Photo: Agencia Enfoque

Sister Andrea decided to toast several ingredients such as ancho chile, mulato chile, chipotle chile, and pasilla chile in a pan with lard; she toasted sesame seeds on a griddle and ground pepper, cloves, peanuts, cinnamon, almonds, anise, and cumin in a mortar; later, she added two slabs of monjil chocolate to the mixture. In another mortar, she crushed roasted garlic, onions and tomatoes, and mixed all the ingredients.

Finally, sister Andrea put the mixture on the fire in a clay pot and added the pieces of a turkey that she had previously cooked.

All the sisters of the convent were delighted when they tasted the stew and when the Viceroy and the guests tasted the exquisite dish, they were impressed by the delicious flavor and aroma.

Sister Marta was the one who named this dish mole, which in Nahuatl means sauce or stew. Another version says that when the dish was being prepared, one of the nuns said, “What a good mole, Sister,” in reference to how she was grinding the ingredients.

The Camote legend

It is said that in 1676, Angelina, a thirteen year old girl, was taken by her parents to the nuns of Santa Ines to be cloistered as a novice. As she performed her duties in the kitchen very well, she was appointed to be in charge of the pantry.

Photo: Agencia Enfoque

One time, Bishop Don Manuel Fernandez de Santa Cruz y Sahagun was coming to visit, so the mother superior wanted to give him a tasty treat and unknown to him, then Angelina decided to boil sweet potatoes in water over low heat and with them she made a consistent paste to which she added pineapple and sugar, let it cool and made some portions with the dough in the form of a bun, which she then decorated with vegetable paints.

The Bishop tasted the exquisite sweets and asked the Mother Superior to give him a small box with some pieces.

Angelina was congratulated and sent to the Convent of Santa Rosa for a while.

Years later, she married and had several children, with whom she worked in a candy shop that they set up themselves next to the Convent of Santa Clara.

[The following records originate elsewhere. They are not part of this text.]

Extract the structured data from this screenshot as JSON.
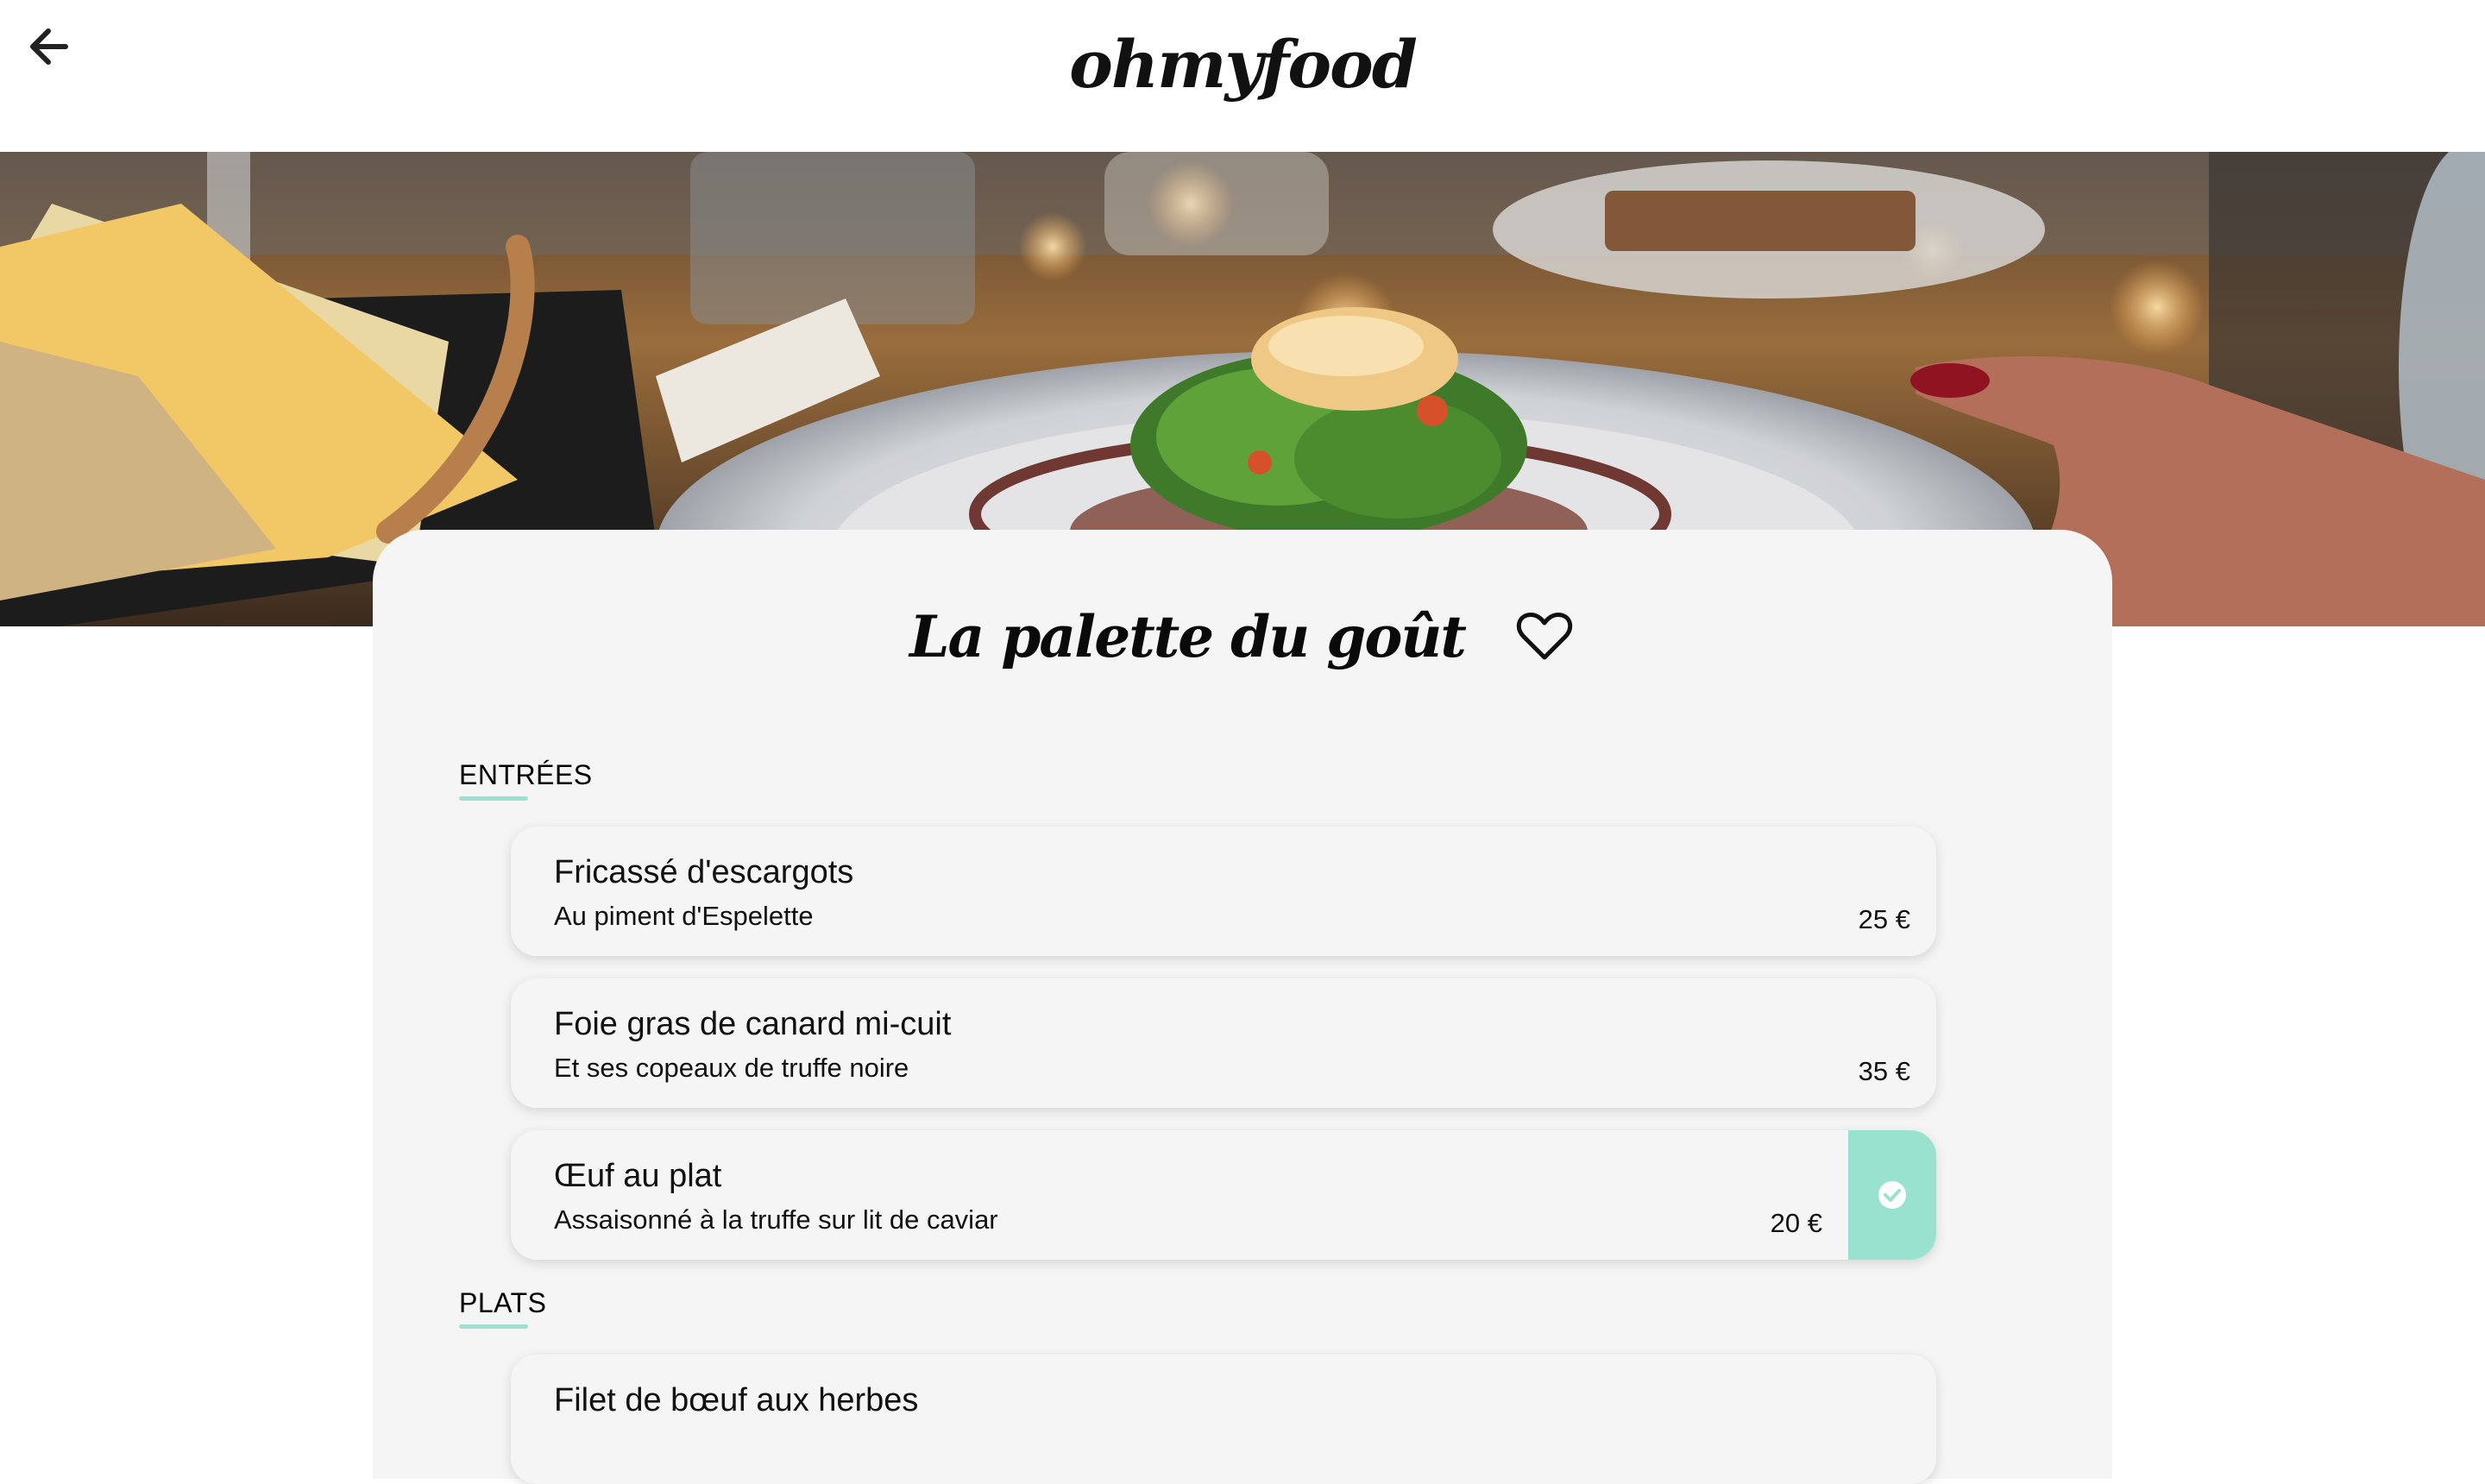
{
  "header": {
    "logo": "ohmyfood"
  },
  "restaurant": {
    "name": "La palette du goût"
  },
  "sections": [
    {
      "title": "ENTRÉES",
      "dishes": [
        {
          "name": "Fricassé d'escargots",
          "description": "Au piment d'Espelette",
          "price": "25 €",
          "selected": false
        },
        {
          "name": "Foie gras de canard mi-cuit",
          "description": "Et ses copeaux de truffe noire",
          "price": "35 €",
          "selected": false
        },
        {
          "name": "Œuf au plat",
          "description": "Assaisonné à la truffe sur lit de caviar",
          "price": "20 €",
          "selected": true
        }
      ]
    },
    {
      "title": "PLATS",
      "dishes": [
        {
          "name": "Filet de bœuf aux herbes",
          "description": "",
          "price": "",
          "selected": false
        }
      ]
    }
  ],
  "icons": {
    "back": "arrow-left-icon",
    "favorite": "heart-outline-icon",
    "selected": "check-circle-icon"
  },
  "colors": {
    "accent": "#99e2d0",
    "card_background": "#f5f5f5",
    "text": "#000000"
  }
}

In little cardboard boxes they placed the candies with a label that read “Camotes de Santa Clara”.